Reward credit cards are used by card companies to compete with one another for the business of affluent consumers. Card issuers attempt to influence the purchase behaviors of cardholders with higher spending limits by rewarding them to spend more at merchant locations. And by most accounts they have been successful.
This spring marks the 5th anniversary of rewards Interchange. The decision to implement a higher rate for a rewards card verses a non-rewards card was introduced in response to a growing American Express market share. The competitive landscape in 2005 found MasterCard and Visa card issuers increasingly using rewards as a key component of their cardholder acquisition strategies in order to compete with AmEx for affluent consumers.
So in April 2005, both MasterCard and Visa established new reward card Interchange rate categories. Visa launched two card programs, Visa Traditional Rewards and Visa Signature, both with higher Interchange rates. The swiped CPS Rewards 1 Interchange rate was set at 1.65% + $0.10. Five years later that rate remains unchanged. What has changed is that there are more reward cards in the market. Issuing reward cards to more and more consumers has resulted in an overall increase in Interchange expenses for merchants.
Today reward credit cards are the new norm.
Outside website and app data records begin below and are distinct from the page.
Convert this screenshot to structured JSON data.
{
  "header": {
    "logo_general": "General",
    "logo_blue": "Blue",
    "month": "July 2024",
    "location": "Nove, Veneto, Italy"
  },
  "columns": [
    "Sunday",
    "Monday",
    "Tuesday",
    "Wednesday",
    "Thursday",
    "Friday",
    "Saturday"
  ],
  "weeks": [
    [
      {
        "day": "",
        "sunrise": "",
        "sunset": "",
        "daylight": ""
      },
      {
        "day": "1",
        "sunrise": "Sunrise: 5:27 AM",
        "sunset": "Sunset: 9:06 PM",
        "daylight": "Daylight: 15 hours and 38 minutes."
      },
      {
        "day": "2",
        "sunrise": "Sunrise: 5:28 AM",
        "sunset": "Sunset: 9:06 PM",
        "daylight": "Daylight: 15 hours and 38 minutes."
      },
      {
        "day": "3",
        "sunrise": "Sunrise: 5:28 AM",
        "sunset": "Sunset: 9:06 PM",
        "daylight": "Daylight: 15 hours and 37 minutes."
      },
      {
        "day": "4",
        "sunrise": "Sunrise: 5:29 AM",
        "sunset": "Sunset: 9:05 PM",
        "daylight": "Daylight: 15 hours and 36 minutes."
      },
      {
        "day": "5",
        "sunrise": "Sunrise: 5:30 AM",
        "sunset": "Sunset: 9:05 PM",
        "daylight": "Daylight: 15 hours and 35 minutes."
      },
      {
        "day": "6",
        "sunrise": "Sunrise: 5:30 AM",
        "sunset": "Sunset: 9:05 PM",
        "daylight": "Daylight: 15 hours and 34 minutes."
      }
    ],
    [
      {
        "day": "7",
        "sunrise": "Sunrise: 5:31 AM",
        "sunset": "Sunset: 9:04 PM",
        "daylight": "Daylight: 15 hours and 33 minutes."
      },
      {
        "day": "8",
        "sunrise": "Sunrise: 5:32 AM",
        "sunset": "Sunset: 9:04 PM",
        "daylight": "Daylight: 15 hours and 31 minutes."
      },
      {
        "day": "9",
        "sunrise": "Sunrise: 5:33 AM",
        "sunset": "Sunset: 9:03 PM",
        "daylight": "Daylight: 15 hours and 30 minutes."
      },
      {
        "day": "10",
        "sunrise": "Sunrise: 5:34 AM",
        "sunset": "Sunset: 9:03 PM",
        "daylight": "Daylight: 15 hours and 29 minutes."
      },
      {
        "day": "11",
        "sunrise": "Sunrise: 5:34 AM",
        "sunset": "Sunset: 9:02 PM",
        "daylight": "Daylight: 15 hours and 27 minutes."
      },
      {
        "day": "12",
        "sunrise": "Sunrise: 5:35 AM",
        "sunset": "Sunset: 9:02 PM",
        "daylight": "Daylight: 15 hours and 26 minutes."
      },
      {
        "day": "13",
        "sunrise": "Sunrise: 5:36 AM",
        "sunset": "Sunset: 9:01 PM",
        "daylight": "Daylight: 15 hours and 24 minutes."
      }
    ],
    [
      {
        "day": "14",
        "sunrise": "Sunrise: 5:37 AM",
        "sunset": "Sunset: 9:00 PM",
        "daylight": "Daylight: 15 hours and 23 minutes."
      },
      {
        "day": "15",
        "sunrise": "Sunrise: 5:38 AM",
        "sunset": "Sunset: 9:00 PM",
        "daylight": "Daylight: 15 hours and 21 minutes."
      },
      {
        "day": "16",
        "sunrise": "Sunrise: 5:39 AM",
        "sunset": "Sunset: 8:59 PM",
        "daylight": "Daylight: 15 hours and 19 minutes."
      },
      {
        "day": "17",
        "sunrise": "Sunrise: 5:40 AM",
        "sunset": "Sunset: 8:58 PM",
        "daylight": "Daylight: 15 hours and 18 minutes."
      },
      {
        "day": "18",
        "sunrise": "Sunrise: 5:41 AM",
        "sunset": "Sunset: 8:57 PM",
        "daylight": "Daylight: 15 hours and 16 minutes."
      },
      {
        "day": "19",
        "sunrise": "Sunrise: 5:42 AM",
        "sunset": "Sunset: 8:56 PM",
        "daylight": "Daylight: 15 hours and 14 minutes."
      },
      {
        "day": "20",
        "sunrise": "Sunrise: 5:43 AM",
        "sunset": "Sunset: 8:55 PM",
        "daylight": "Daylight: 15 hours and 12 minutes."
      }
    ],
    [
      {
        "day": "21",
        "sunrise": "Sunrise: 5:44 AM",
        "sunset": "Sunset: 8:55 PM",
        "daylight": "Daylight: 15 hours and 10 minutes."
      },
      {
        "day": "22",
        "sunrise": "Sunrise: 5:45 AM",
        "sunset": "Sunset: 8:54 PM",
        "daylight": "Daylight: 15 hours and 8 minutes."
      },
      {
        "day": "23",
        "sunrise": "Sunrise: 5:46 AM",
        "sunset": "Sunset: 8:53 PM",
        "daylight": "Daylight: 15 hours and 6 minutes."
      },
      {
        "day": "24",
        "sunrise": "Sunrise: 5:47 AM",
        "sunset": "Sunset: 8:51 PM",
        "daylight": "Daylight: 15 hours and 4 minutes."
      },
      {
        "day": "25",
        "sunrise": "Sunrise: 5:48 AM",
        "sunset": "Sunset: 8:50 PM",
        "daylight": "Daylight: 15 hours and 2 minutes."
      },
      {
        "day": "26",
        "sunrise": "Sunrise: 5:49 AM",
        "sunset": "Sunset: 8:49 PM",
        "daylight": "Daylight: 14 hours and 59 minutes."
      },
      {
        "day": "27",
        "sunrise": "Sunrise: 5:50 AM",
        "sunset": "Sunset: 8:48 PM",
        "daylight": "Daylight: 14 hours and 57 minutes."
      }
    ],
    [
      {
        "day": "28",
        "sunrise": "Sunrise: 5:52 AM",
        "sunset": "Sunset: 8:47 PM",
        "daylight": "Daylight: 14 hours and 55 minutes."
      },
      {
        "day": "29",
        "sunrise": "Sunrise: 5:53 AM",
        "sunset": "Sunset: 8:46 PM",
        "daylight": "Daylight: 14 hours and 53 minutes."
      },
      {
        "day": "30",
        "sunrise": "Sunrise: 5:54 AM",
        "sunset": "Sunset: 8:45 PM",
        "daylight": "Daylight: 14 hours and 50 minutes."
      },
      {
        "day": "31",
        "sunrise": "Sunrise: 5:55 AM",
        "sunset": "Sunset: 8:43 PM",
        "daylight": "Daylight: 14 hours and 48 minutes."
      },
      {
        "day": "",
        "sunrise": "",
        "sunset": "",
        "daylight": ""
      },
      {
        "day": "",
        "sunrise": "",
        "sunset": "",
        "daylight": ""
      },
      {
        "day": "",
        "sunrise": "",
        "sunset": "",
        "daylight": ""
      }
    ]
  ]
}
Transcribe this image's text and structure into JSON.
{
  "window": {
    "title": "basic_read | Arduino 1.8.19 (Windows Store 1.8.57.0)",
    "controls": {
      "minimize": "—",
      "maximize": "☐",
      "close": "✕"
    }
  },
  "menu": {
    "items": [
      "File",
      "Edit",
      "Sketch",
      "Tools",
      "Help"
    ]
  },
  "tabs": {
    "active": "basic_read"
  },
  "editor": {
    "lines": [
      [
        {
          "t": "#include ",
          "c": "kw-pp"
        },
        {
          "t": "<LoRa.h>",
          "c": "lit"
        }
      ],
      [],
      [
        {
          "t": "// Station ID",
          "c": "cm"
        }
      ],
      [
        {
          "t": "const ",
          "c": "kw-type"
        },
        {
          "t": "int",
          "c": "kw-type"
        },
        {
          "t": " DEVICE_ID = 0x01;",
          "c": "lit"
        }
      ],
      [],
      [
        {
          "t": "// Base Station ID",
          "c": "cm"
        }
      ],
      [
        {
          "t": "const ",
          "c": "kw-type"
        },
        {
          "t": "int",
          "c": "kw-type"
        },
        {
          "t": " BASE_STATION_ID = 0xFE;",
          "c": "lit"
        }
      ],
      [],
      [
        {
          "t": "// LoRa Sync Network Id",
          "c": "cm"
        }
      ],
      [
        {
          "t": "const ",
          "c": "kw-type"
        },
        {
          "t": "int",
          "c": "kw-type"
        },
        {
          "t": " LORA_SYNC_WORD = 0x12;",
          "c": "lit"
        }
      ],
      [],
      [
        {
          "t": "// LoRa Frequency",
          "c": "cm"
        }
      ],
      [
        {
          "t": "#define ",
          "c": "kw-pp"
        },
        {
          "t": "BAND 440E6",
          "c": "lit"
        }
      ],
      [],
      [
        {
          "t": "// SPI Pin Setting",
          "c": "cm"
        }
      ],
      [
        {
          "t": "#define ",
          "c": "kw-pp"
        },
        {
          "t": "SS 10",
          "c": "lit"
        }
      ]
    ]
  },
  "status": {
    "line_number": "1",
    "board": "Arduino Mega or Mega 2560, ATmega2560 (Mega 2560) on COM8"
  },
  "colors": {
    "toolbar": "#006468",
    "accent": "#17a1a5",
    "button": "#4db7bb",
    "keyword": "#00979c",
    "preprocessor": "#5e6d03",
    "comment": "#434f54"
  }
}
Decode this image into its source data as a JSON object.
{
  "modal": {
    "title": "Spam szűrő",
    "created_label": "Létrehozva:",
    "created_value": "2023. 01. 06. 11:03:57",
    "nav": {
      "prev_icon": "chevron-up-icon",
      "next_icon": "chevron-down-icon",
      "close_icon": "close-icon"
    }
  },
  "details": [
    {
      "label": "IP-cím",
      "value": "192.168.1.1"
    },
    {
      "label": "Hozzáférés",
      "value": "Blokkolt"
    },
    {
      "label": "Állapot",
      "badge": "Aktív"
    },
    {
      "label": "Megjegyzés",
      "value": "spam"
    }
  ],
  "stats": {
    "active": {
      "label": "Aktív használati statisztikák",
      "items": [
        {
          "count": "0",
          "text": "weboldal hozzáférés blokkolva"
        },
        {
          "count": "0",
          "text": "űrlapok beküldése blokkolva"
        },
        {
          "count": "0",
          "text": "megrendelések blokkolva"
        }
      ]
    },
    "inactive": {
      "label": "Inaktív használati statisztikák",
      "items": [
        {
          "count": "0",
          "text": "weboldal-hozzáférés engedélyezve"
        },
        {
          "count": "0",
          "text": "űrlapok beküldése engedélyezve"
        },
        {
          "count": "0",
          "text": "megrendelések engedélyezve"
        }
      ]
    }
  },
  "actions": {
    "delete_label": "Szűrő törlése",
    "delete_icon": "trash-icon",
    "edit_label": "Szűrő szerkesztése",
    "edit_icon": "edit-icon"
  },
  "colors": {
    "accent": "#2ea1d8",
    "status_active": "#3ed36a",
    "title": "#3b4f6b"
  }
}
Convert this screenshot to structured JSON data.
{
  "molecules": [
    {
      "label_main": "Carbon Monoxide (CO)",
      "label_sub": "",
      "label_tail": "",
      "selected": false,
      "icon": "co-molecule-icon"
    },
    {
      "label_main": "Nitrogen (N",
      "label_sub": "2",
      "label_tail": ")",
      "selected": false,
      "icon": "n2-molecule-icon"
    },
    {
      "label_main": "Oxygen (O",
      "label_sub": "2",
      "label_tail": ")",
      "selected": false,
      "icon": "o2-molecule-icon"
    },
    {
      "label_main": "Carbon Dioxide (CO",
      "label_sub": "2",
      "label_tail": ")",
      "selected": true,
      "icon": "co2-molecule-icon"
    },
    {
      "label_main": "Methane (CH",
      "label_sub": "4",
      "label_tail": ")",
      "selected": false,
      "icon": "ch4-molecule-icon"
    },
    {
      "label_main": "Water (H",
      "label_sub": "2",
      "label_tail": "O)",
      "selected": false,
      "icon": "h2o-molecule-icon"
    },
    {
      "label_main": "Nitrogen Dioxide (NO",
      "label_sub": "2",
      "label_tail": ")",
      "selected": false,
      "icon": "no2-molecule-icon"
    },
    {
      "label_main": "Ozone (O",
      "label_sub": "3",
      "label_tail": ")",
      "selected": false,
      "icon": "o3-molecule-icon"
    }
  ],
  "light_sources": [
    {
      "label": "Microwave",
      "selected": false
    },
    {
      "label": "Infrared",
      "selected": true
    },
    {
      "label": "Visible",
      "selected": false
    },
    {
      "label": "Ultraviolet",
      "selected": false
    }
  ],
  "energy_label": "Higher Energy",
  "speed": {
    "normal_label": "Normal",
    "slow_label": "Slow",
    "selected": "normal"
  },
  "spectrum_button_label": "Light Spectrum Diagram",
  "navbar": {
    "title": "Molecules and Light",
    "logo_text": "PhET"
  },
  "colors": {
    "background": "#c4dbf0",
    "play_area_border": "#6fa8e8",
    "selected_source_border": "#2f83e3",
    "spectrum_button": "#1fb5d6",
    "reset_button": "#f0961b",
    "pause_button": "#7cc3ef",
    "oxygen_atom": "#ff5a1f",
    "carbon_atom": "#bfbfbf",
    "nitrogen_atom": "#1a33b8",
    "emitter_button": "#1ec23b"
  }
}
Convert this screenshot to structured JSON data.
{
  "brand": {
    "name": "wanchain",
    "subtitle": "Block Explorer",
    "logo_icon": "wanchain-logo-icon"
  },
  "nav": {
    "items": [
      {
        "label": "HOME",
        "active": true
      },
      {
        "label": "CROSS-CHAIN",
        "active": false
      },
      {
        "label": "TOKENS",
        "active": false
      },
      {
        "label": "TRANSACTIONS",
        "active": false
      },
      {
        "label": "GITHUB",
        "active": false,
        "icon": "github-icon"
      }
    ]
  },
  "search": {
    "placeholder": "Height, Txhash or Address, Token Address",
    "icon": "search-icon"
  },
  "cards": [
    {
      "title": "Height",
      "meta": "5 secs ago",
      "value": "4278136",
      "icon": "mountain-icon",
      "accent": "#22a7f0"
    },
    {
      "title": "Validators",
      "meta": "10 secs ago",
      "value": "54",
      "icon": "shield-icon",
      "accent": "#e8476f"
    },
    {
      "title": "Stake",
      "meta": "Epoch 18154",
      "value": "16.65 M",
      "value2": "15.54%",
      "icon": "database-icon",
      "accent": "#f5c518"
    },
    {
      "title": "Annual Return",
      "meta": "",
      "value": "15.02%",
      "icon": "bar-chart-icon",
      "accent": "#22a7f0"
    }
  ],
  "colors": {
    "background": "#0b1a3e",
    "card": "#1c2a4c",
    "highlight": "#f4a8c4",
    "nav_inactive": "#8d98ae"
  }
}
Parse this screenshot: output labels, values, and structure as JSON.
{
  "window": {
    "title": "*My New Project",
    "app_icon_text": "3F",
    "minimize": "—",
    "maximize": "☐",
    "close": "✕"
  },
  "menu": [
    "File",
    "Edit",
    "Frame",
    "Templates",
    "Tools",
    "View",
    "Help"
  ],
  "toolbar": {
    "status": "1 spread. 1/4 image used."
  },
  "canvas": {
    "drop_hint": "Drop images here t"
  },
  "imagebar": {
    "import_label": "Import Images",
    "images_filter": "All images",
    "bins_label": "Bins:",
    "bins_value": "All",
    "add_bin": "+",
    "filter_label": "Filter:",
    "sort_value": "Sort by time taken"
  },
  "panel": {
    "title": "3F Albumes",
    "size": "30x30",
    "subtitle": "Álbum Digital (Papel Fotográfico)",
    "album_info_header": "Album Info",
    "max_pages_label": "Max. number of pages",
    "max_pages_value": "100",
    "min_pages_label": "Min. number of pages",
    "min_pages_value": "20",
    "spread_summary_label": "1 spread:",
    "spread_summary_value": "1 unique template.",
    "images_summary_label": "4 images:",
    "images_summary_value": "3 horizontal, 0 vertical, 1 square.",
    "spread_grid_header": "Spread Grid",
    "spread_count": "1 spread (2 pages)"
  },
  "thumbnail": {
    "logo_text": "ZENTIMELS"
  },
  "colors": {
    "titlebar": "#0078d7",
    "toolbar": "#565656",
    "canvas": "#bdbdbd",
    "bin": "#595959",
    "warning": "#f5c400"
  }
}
And one frequently asked question we hear is why the costs of “reward” incentives are passed on to the retailer? Yet merchants only directly cover a portion of the actual reward benefit by paying slightly higher Interchange rates. Yes rates are higher but not high enough to cover all of the costs of the reward level which is mandated by the card companies in order for a credit card to qualify as a reward card.
In order to earn the higher Interchange from a reward card, the card issuer is required to meet an established rewards value threshold. This is the value that is returned to cardholders. In 2005, the minimum rewards value for a Visa Traditional Rewards card was to exceed 62 basis points while Visa Signature cards required 125 basis points as the minimum reward value.
This minimum value exceeds what merchants contribute. For example, on a Visa Traditional Rewards card, the merchant’s portion is only 11 basis points of the minimum reward value a card issuer must award -- the difference between a regular credit card (1.54% + 10 cents) and a rewards credit card (1.65% + 10 cents). Or put in other terms, the incremental costs to a retailer of accepting this rewards card is $1.10 per $1,000 in sales.
In fact, this is a common argument against rewards. Most articles talk about reward cards costing as much as 1% more than the cost of accepting standard credit cards and suggest that small local retailers often pay an even greater percentage. While unfortunately this may be true in some cases, it doesn’t need to be the case. Because most merchants are not on direct Interchange pass through, they face very expensive “Non-Qualified” surcharges. However, this is a completely different problem and not a case against reward cards.
All merchants would benefit from a merchant Interchange rate quote where a pass through pricing structure reduces the costs of reward card acceptance; especially for small merchants, where the real lesson on the 5th anniversary of reward card Interchange is to simply pay the reward Interchange - not “non-qualified” surcharge fees.
In a recent NY Times article, The Damage of Card Rewards, the author worries about being a “selfish consumer” because paying with a reward credit card creates a “a sort of reverse Robin Hood problem”, where the poor (apparently defined as people without a rewards credit card) pay subsidies to finance the rewards of the affluent.
From my viewpoint I don’t see the relatively small incremental increase in costs from credit to rewards credit as a major societal issue. Certainly it is not an issue requiring drastic measures like the TX wine shop referenced in the article who “offers a 5 percent discount to customers who use cash.’’ It appears that this merchant is operating on misinformation on the costs of credit and credit rewards.
While the debate will continue over the value of payment card acceptance and the associated costs; merchants, the media, the political class and the providers of merchant services would all be better served by having a greater understanding of the history and intricacies of the payment system.